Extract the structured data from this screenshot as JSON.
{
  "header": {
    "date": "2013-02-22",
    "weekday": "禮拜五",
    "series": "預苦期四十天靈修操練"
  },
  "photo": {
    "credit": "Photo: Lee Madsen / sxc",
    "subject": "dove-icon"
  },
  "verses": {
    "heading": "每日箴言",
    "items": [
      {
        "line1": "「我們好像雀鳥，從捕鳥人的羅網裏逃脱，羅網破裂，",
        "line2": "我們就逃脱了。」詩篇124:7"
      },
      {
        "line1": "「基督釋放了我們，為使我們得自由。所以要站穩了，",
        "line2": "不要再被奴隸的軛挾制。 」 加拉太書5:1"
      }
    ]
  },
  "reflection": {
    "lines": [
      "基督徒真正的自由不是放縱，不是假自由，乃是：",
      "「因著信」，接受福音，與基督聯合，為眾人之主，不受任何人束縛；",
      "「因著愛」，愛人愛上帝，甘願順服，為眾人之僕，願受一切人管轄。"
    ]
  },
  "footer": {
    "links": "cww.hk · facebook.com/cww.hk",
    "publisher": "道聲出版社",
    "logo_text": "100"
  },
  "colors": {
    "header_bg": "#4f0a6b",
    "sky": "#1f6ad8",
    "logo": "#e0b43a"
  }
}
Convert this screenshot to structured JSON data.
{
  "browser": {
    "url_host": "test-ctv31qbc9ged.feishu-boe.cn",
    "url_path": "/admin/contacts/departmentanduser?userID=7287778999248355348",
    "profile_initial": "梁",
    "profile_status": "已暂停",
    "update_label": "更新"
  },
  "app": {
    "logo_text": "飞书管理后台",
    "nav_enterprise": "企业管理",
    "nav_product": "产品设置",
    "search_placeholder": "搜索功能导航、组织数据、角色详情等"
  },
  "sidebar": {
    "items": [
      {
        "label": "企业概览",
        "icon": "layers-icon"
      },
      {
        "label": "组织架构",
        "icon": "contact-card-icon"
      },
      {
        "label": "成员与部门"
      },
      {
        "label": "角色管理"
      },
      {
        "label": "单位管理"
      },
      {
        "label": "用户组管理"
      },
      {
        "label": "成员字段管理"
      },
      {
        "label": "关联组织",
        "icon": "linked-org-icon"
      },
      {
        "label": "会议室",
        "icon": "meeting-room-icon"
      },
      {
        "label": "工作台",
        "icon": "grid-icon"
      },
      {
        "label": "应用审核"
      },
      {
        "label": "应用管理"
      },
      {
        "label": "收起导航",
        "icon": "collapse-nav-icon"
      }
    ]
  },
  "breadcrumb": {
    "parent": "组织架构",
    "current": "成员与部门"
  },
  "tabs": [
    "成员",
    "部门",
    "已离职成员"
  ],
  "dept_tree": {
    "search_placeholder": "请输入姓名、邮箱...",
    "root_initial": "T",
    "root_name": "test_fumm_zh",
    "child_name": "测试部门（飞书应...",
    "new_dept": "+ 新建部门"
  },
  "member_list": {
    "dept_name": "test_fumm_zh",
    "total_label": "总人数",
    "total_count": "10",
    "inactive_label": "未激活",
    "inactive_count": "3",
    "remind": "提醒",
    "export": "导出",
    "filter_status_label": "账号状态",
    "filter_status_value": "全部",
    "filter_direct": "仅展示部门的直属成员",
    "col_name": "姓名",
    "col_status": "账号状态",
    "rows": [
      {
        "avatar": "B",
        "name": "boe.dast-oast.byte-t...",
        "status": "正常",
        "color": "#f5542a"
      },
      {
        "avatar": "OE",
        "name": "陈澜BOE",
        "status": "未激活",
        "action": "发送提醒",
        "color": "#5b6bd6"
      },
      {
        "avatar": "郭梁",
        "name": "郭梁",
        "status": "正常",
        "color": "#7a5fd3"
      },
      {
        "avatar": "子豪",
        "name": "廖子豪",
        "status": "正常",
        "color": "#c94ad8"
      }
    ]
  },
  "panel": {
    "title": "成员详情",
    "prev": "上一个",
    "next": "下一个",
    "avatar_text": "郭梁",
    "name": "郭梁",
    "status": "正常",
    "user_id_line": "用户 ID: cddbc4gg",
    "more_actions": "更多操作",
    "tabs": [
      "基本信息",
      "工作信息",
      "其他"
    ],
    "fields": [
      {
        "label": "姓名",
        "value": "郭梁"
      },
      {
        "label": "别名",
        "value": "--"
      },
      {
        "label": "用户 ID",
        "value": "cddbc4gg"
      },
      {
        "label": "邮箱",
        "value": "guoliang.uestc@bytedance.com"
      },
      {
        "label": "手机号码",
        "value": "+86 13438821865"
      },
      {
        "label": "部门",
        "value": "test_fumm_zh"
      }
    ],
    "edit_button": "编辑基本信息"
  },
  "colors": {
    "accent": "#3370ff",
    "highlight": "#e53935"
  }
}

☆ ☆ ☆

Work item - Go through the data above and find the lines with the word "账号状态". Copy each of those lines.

Answer section -
    "filter_status_label": "账号状态",
    "col_status": "账号状态",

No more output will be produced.